• [Task to complete]: Could you tally the lines of the entries that carry the string "AFBAC"? Reply with the number and nothing more.

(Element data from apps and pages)
--------------------------------

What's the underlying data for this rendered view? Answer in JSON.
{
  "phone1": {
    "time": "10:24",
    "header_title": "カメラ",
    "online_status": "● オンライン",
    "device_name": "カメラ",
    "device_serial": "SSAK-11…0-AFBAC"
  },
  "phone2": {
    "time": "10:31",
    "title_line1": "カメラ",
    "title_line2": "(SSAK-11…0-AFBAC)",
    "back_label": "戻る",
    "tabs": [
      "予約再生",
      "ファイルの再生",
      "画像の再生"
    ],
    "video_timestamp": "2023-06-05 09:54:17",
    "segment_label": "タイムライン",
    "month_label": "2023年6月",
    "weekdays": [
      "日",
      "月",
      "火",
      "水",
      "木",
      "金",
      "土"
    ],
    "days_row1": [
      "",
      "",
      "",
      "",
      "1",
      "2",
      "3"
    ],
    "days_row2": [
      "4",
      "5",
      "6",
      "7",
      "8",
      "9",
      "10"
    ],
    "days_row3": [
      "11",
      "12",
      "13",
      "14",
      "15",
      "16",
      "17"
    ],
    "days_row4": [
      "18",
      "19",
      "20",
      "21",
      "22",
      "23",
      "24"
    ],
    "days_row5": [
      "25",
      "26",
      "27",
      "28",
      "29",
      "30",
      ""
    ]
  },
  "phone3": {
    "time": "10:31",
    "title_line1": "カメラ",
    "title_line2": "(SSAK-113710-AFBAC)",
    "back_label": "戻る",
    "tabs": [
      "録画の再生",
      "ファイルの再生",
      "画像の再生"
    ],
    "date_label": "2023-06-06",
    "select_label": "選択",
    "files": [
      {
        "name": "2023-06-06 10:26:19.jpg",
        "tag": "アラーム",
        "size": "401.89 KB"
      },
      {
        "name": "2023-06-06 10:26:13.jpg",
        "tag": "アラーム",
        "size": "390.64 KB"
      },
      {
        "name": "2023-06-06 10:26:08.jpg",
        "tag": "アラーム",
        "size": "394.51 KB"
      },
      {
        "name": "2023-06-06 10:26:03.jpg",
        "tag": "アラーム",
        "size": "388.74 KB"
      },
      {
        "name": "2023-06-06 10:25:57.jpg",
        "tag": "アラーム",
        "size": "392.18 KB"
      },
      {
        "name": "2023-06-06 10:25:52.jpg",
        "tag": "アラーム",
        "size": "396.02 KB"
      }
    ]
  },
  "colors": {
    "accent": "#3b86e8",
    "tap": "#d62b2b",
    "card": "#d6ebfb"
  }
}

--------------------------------

• [Written answer]: 3